The quietly relentless interrogator might seem less biased and more justified in his suspicions to those viewers who are aware of the grim history of the French and Algerians, and aware of the specifics of Algerian enclaves and terrorism facing France today. But the man being interrogated, his mood cycling among despair, anger, and resignation, seems to be collateral damage in other people’s wars.
This gentle, child-centered Hungarian film (directed by Kristof Deak) starts off like an afternoon special about the new girl in school, and ends up being a gentle rebuke to authoritarianism and unethical competitiveness — or, if you are Ayn Rand or Martin Shkreli, I suppose, the film depicts communitarian anarchy aimed at destroying a meritocracy and sabotaging a successful, ethics-be-damned competitiveness, all accomplished by peer-group conformity.
“If you aren’t cheating, you aren’t trying,” the music teacher might say, as some sports commentators like to say. Sing is a heart-warming film, especially if you like your films’ school children to be adorable, precocious and brave, quietly rebelling to preserve rather than to challenge traditional values. Their subversion of the music teacher is

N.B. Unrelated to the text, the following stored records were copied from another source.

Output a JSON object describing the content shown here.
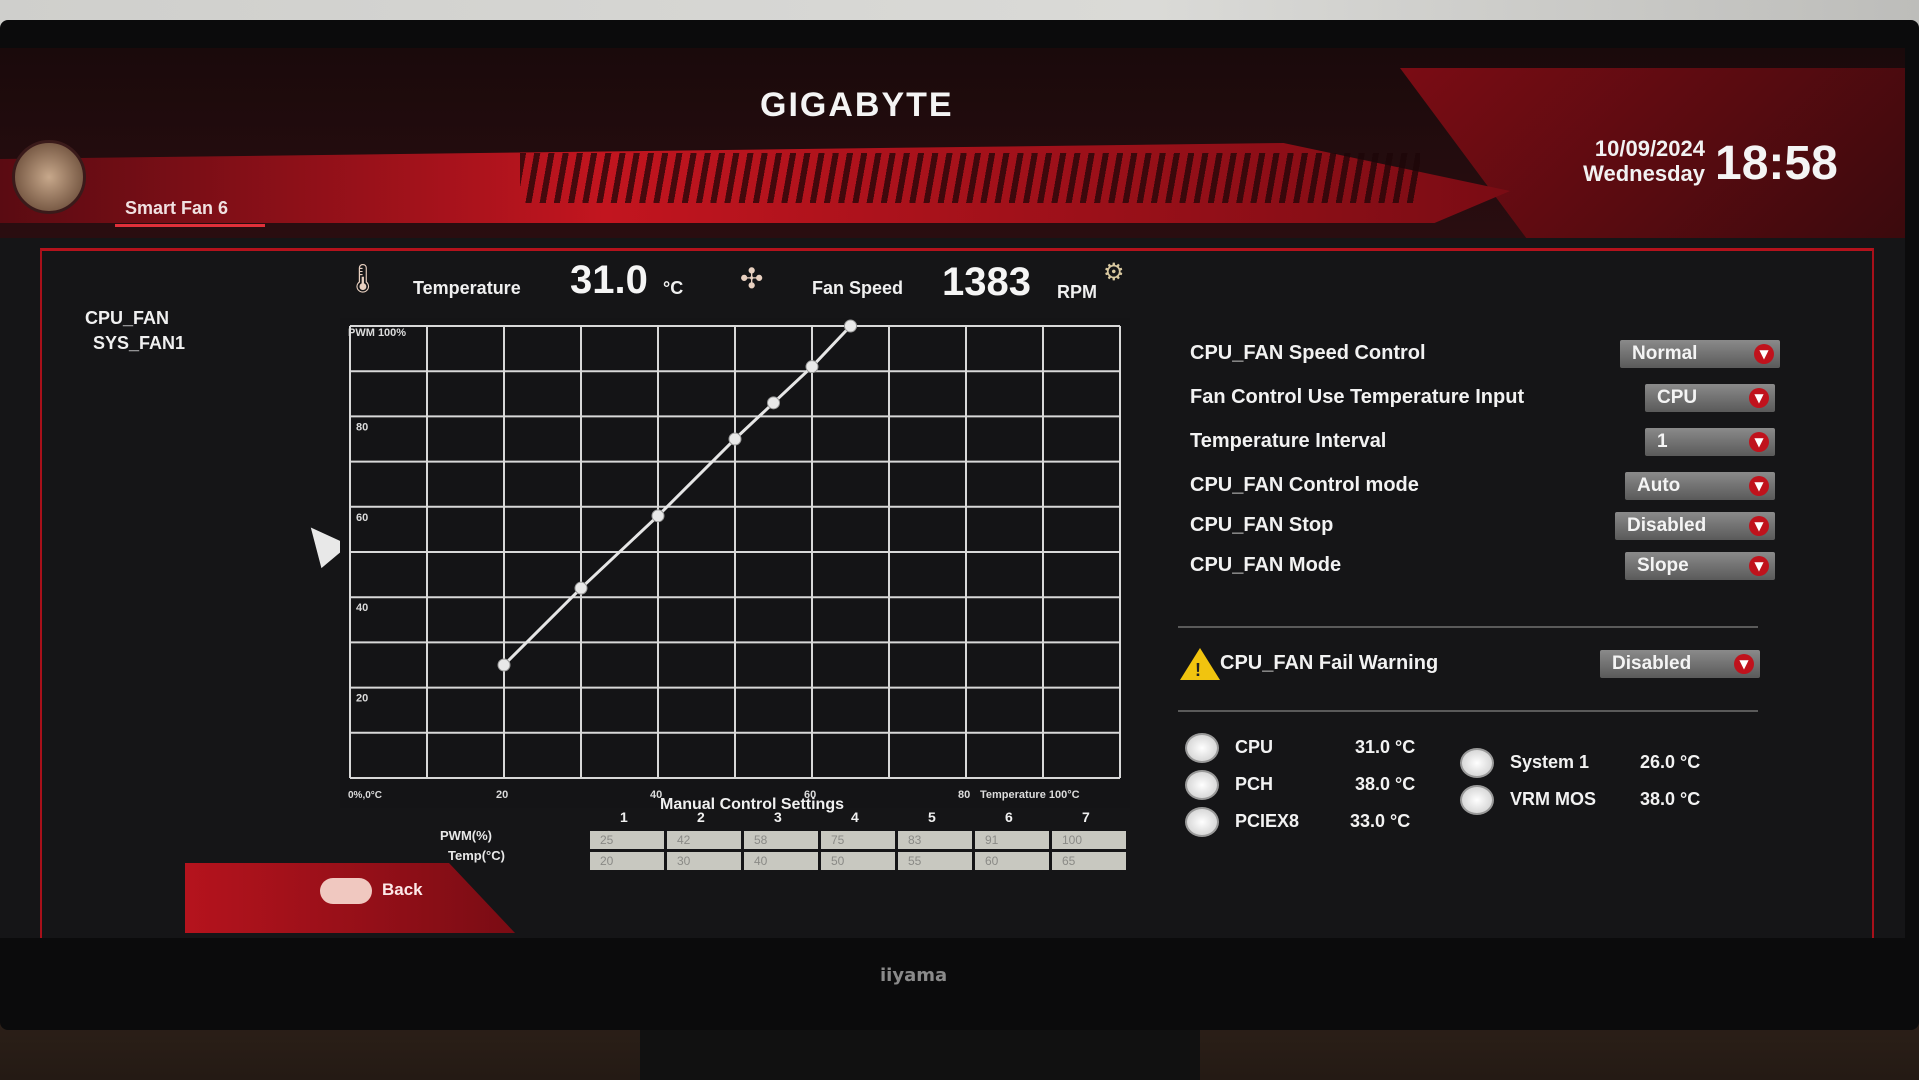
{
  "header": {
    "brand": "GIGABYTE",
    "page_title": "Smart Fan 6",
    "date": "10/09/2024",
    "weekday": "Wednesday",
    "time": "18:58"
  },
  "fans": [
    "CPU_FAN",
    "SYS_FAN1"
  ],
  "readouts": {
    "temperature_label": "Temperature",
    "temperature_value": "31.0",
    "temperature_unit": "°C",
    "fan_speed_label": "Fan Speed",
    "fan_speed_value": "1383",
    "fan_speed_unit": "RPM"
  },
  "chart_data": {
    "type": "line",
    "y_top_label": "PWM 100%",
    "x_right_label": "Temperature 100°C",
    "origin_label": "0%,0°C",
    "x_ticks": [
      "20",
      "40",
      "60",
      "80"
    ],
    "y_ticks": [
      "20",
      "40",
      "60",
      "80"
    ],
    "xlim": [
      0,
      100
    ],
    "ylim": [
      0,
      100
    ],
    "grid": true,
    "series": [
      {
        "x": [
          20,
          30,
          40,
          50,
          55,
          60,
          65
        ],
        "y": [
          25,
          42,
          58,
          75,
          83,
          91,
          100
        ]
      }
    ]
  },
  "manual": {
    "title": "Manual Control Settings",
    "row_pwm": "PWM(%)",
    "row_temp": "Temp(°C)",
    "columns": [
      "1",
      "2",
      "3",
      "4",
      "5",
      "6",
      "7"
    ],
    "pwm": [
      "25",
      "42",
      "58",
      "75",
      "83",
      "91",
      "100"
    ],
    "temp": [
      "20",
      "30",
      "40",
      "50",
      "55",
      "60",
      "65"
    ]
  },
  "back_label": "Back",
  "settings": [
    {
      "label": "CPU_FAN Speed Control",
      "value": "Normal"
    },
    {
      "label": "Fan Control Use Temperature Input",
      "value": "CPU"
    },
    {
      "label": "Temperature Interval",
      "value": "1"
    },
    {
      "label": "CPU_FAN Control mode",
      "value": "Auto"
    },
    {
      "label": "CPU_FAN Stop",
      "value": "Disabled"
    },
    {
      "label": "CPU_FAN Mode",
      "value": "Slope"
    }
  ],
  "fail_warning": {
    "label": "CPU_FAN Fail Warning",
    "value": "Disabled"
  },
  "temps": [
    {
      "name": "CPU",
      "value": "31.0 °C"
    },
    {
      "name": "PCH",
      "value": "38.0 °C"
    },
    {
      "name": "PCIEX8",
      "value": "33.0 °C"
    },
    {
      "name": "System 1",
      "value": "26.0 °C"
    },
    {
      "name": "VRM MOS",
      "value": "38.0 °C"
    }
  ],
  "monitor_brand": "iiyama"
}
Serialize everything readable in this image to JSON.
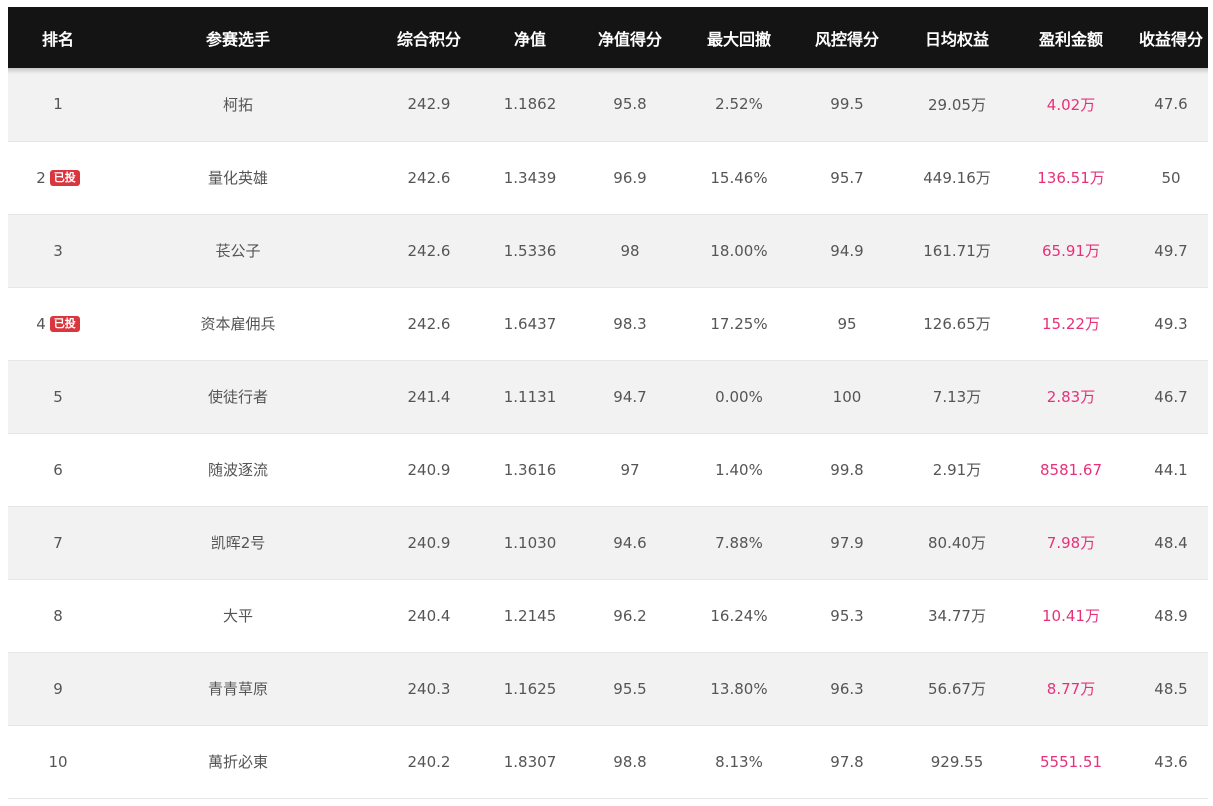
{
  "headers": [
    "排名",
    "参赛选手",
    "综合积分",
    "净值",
    "净值得分",
    "最大回撤",
    "风控得分",
    "日均权益",
    "盈利金额",
    "收益得分"
  ],
  "rows": [
    {
      "rank": "1",
      "badge": "",
      "name": "柯拓",
      "score": "242.9",
      "nav": "1.1862",
      "nav_score": "95.8",
      "drawdown": "2.52%",
      "risk_score": "99.5",
      "avg_equity": "29.05万",
      "profit": "4.02万",
      "return_score": "47.6"
    },
    {
      "rank": "2",
      "badge": "已投",
      "name": "量化英雄",
      "score": "242.6",
      "nav": "1.3439",
      "nav_score": "96.9",
      "drawdown": "15.46%",
      "risk_score": "95.7",
      "avg_equity": "449.16万",
      "profit": "136.51万",
      "return_score": "50"
    },
    {
      "rank": "3",
      "badge": "",
      "name": "苌公子",
      "score": "242.6",
      "nav": "1.5336",
      "nav_score": "98",
      "drawdown": "18.00%",
      "risk_score": "94.9",
      "avg_equity": "161.71万",
      "profit": "65.91万",
      "return_score": "49.7"
    },
    {
      "rank": "4",
      "badge": "已投",
      "name": "资本雇佣兵",
      "score": "242.6",
      "nav": "1.6437",
      "nav_score": "98.3",
      "drawdown": "17.25%",
      "risk_score": "95",
      "avg_equity": "126.65万",
      "profit": "15.22万",
      "return_score": "49.3"
    },
    {
      "rank": "5",
      "badge": "",
      "name": "使徒行者",
      "score": "241.4",
      "nav": "1.1131",
      "nav_score": "94.7",
      "drawdown": "0.00%",
      "risk_score": "100",
      "avg_equity": "7.13万",
      "profit": "2.83万",
      "return_score": "46.7"
    },
    {
      "rank": "6",
      "badge": "",
      "name": "随波逐流",
      "score": "240.9",
      "nav": "1.3616",
      "nav_score": "97",
      "drawdown": "1.40%",
      "risk_score": "99.8",
      "avg_equity": "2.91万",
      "profit": "8581.67",
      "return_score": "44.1"
    },
    {
      "rank": "7",
      "badge": "",
      "name": "凯晖2号",
      "score": "240.9",
      "nav": "1.1030",
      "nav_score": "94.6",
      "drawdown": "7.88%",
      "risk_score": "97.9",
      "avg_equity": "80.40万",
      "profit": "7.98万",
      "return_score": "48.4"
    },
    {
      "rank": "8",
      "badge": "",
      "name": "大平",
      "score": "240.4",
      "nav": "1.2145",
      "nav_score": "96.2",
      "drawdown": "16.24%",
      "risk_score": "95.3",
      "avg_equity": "34.77万",
      "profit": "10.41万",
      "return_score": "48.9"
    },
    {
      "rank": "9",
      "badge": "",
      "name": "青青草原",
      "score": "240.3",
      "nav": "1.1625",
      "nav_score": "95.5",
      "drawdown": "13.80%",
      "risk_score": "96.3",
      "avg_equity": "56.67万",
      "profit": "8.77万",
      "return_score": "48.5"
    },
    {
      "rank": "10",
      "badge": "",
      "name": "萬折必東",
      "score": "240.2",
      "nav": "1.8307",
      "nav_score": "98.8",
      "drawdown": "8.13%",
      "risk_score": "97.8",
      "avg_equity": "929.55",
      "profit": "5551.51",
      "return_score": "43.6"
    }
  ],
  "colors": {
    "header_bg": "#141414",
    "profit": "#e8307a",
    "badge": "#d9363e",
    "row_alt": "#f2f2f2"
  }
}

Denmark’s Silent Nights (directed by Aske Berg) is a melodrama or tragedy, depending on your mood, centering on the involvement of a good hearted Danish immigrant shelter volunteer and a desperate economic refugee from Ghana. Urgently needing to send money home to his family, particularly an ailing child, Kwame steals and lies, and who among us would not.
Inger, the volunteer, soon secretly pregnant by Kwame, discovers his other family and tosses him out. She understandably allows her personal sense of betrayal to override her understanding of why desperate people violate social codes.
Only when she realizes that he might actually have loved her, not just have exploited her, is she able to regain her role as selfless carer — giving him the money needed to return to his family, without mentioning to him the child he will be leaving behind.
Individuals’ stories certainly do humanize vast tragedies, like the suffering of contemporary refugees, whether from poverty (as in this film) or war and oppression. Silent Nights does encourage its audience to sympathize with economic immigrants — well, maybe not the young Arab thugs who beat Kwame — although the film’s ending suggests that the best place for a poor Ghanaian is in Ghana.
That implication seems unlikely to be what the writer and director intended, given the film’s sympathetic portrayal of Kwame and its rejection of violent nationalism and racism. But nowhere in the film is there any suggestion that Denmark is capable of accepting refugees. Denmark can’t, or won’t, even bring all of them inside during winter.
La Femme et le TGV
La Femme et le TGV, a Swiss film directed by Timo von Gunten, tells a charming — perhaps too charming — story about an old lady who lives just to wave a Swiss flag every morning at a passing train, and about the merry mixup that ensues when the train’s engineer sends her a note.
Aging actors rightly complain about how few interesting roles are available, and I am about to complain that too many of those roles are about daft old people. Elise is daft, but charmingly so. What appears to Elise first as a horrible tragedy (the engineer being transferred) becomes the occasion for one of those big life lessons which she helpfully explains to us.
Visually La Femme et le TGV is pleasing, bright and airy, at times a bit cartoonish (especially when showing her strange home hard against the rails). But pleasing.